TASK
In the entries below, count each line where "active" appears. Give the total and nothing more.

DATA PROVIDED
━━━━━━━━━━

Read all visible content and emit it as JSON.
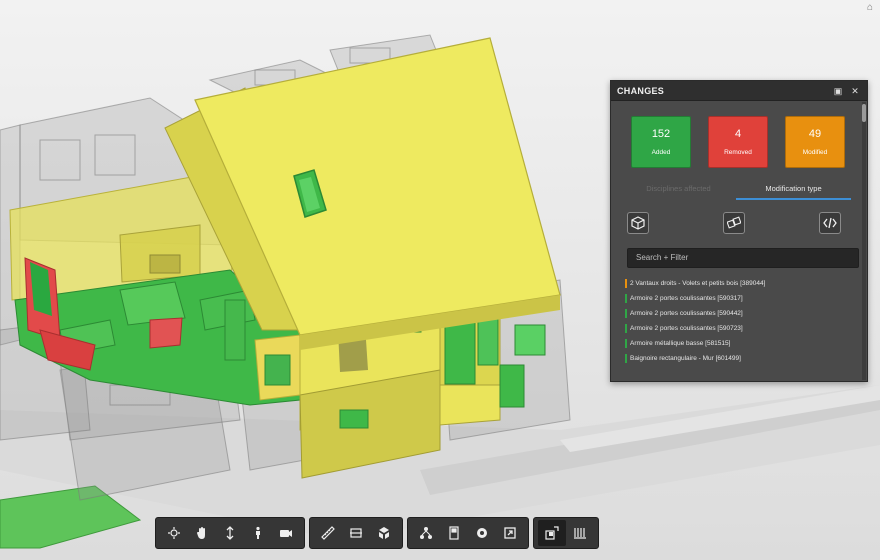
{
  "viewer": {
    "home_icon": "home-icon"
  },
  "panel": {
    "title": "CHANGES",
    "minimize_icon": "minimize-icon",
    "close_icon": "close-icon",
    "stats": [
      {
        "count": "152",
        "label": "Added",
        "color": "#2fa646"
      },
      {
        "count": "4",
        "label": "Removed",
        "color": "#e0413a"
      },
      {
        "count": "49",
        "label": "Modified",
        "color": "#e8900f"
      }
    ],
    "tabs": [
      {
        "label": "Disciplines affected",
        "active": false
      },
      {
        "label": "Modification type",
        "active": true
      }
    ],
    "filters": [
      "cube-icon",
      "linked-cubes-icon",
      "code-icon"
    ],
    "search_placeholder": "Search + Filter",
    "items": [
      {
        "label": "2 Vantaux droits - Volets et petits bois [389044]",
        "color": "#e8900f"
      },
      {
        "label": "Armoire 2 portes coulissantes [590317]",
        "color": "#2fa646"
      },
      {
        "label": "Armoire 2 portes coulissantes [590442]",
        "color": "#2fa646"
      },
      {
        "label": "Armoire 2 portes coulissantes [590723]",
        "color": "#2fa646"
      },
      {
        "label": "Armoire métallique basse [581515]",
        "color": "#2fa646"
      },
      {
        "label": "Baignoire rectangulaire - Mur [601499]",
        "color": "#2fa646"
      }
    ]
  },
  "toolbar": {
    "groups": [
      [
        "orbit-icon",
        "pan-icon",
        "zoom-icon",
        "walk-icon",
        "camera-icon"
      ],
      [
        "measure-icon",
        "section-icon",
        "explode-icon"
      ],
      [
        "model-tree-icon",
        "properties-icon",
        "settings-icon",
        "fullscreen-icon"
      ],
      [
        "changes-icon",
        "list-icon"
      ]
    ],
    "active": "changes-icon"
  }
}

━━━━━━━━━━

TASK SOLUTION
3